According to French tech publication, IPhoneSoft – citing an internal source at Apple – the company will not be updating iPads running Apple’s own A9 and A9X processors; eliminating the 2015 iPad Pro (both the 9.7-inch model and the 12.9-inch model) and the iPad 5 from the running. Processors are often a benchmark that Apple uses to decide which devices to upgrade year over year, as they provide a baseline of supported features.
Apple is expected to continue to update the current best iPads, including all subsequent iPad Pros, for the foreseeable future. At the time of writing, it’s not exactly clear what the company is putting in iPadOS 17 to differentiate it from iOS 17. We’ll learn more about that when Apple announces these updates at WWDC 2023 in June.
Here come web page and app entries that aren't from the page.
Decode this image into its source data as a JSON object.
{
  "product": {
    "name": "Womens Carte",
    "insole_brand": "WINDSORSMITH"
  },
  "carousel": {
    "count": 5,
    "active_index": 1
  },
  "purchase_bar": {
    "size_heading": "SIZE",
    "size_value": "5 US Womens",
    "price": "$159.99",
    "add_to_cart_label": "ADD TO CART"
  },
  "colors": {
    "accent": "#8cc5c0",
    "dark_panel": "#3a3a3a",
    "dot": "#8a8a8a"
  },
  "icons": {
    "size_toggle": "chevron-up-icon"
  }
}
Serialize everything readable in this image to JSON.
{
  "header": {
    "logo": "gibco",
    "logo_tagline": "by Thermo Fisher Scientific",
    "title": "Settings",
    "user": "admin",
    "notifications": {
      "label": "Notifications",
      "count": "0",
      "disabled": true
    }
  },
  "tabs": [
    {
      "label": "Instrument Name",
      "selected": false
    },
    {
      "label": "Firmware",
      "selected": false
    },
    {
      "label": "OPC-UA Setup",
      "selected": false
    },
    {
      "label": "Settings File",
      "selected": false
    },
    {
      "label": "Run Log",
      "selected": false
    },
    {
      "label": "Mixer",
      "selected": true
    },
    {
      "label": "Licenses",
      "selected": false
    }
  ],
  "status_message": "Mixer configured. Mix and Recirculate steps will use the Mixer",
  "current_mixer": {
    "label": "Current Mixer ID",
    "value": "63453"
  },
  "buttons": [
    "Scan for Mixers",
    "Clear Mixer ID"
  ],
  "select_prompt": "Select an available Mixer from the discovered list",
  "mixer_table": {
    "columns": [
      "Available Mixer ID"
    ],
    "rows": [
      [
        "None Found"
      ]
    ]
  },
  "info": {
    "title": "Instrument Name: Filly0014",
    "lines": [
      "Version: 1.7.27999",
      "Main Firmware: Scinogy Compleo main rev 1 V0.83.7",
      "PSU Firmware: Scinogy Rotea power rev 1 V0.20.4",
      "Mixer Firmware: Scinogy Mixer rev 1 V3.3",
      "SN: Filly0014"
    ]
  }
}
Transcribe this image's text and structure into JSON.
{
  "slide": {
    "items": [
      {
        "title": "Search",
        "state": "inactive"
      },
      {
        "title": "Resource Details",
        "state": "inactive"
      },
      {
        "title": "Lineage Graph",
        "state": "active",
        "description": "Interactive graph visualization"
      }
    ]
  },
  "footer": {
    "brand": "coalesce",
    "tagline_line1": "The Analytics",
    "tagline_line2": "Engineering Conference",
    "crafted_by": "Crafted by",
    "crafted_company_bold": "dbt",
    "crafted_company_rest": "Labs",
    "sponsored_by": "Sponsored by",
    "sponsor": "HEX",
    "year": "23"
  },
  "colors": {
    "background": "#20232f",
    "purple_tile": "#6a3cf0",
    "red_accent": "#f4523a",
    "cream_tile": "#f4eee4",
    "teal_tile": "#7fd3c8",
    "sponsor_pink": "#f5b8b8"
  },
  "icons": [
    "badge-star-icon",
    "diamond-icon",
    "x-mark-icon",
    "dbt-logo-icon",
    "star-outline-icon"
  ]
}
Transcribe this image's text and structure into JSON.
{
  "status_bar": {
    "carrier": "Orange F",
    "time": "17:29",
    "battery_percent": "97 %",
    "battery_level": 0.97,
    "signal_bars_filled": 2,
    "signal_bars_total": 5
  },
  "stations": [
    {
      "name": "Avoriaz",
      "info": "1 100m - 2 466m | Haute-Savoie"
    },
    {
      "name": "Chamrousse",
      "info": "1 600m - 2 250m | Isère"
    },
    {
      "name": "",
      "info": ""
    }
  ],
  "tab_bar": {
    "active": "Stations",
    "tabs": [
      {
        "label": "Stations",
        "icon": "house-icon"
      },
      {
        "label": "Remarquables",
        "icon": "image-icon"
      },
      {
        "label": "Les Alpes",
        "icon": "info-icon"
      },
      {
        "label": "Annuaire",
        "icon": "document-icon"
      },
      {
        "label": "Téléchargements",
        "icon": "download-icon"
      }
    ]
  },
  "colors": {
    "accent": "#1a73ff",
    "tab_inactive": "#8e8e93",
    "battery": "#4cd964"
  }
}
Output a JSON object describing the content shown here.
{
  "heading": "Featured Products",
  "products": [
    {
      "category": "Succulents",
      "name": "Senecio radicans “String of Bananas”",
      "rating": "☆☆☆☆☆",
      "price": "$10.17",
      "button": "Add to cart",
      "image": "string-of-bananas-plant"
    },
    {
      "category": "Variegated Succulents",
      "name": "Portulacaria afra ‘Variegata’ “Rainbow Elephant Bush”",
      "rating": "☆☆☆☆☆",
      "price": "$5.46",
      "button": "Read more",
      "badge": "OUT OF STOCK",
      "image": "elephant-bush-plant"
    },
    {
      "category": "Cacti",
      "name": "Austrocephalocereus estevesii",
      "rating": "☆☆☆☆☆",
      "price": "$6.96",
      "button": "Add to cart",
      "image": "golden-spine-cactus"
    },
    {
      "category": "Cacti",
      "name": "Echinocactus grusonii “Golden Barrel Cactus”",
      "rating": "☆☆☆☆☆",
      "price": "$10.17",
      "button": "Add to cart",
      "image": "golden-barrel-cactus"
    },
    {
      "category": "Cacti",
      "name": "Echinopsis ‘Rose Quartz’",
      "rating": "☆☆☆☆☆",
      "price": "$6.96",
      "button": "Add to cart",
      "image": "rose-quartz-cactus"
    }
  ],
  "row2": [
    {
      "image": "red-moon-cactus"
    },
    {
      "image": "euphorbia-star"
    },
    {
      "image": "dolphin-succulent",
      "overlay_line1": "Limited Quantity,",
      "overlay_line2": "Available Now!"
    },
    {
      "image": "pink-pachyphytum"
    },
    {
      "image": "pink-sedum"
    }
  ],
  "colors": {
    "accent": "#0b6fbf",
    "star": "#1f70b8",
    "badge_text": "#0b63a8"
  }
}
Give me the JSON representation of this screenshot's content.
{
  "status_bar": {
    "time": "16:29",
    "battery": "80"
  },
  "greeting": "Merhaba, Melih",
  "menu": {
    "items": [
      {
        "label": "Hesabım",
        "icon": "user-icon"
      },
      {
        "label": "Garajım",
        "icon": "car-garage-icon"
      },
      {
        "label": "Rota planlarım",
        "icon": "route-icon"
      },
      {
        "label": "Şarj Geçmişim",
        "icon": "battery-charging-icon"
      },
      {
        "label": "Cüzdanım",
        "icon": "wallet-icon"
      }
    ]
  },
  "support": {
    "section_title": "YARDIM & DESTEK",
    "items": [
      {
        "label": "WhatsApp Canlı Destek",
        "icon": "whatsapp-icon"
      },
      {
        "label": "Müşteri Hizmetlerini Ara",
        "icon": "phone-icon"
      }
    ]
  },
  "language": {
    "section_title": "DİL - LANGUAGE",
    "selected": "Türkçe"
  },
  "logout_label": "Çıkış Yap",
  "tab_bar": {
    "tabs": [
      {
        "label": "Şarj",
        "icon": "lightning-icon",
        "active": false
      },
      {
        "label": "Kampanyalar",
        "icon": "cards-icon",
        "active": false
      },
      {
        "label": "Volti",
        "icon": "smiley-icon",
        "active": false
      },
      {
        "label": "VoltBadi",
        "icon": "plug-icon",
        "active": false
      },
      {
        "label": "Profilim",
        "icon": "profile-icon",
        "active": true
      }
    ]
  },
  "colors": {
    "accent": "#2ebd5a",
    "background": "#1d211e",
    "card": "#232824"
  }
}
The track always runs out
Though Apple supports its iPhones and iPads with OS updates for far longer than most Android rivals, this support is never indefinite. As devices age, their chips are less able to keep up with the demands of new operating system releases and features. The passage of time also means that the hardware physically begins to degrade, with battery life dropping and performance slowing to the point where an older device becomes more trouble than it’s worth.
It’s not just owners of older iPads that will be looking nervously over their shoulders, as Apple is expected to also cull some iPhones with the release of iOS 17. Specifically, it’s rumored to be ending support for the iPhone X and iPhone 8. Though the iPhone X is iconic for kickstarting the current bezel-less smartphone design paradigm, both the best iPhones and the best Android phones have moved away from that look in their own respective ways.
With the iPhone 15 and 15 Ultra on their way to shape the future of iOS (and iPadOS by implication), it’s bittersweet to watch the past retreat further into the rearview.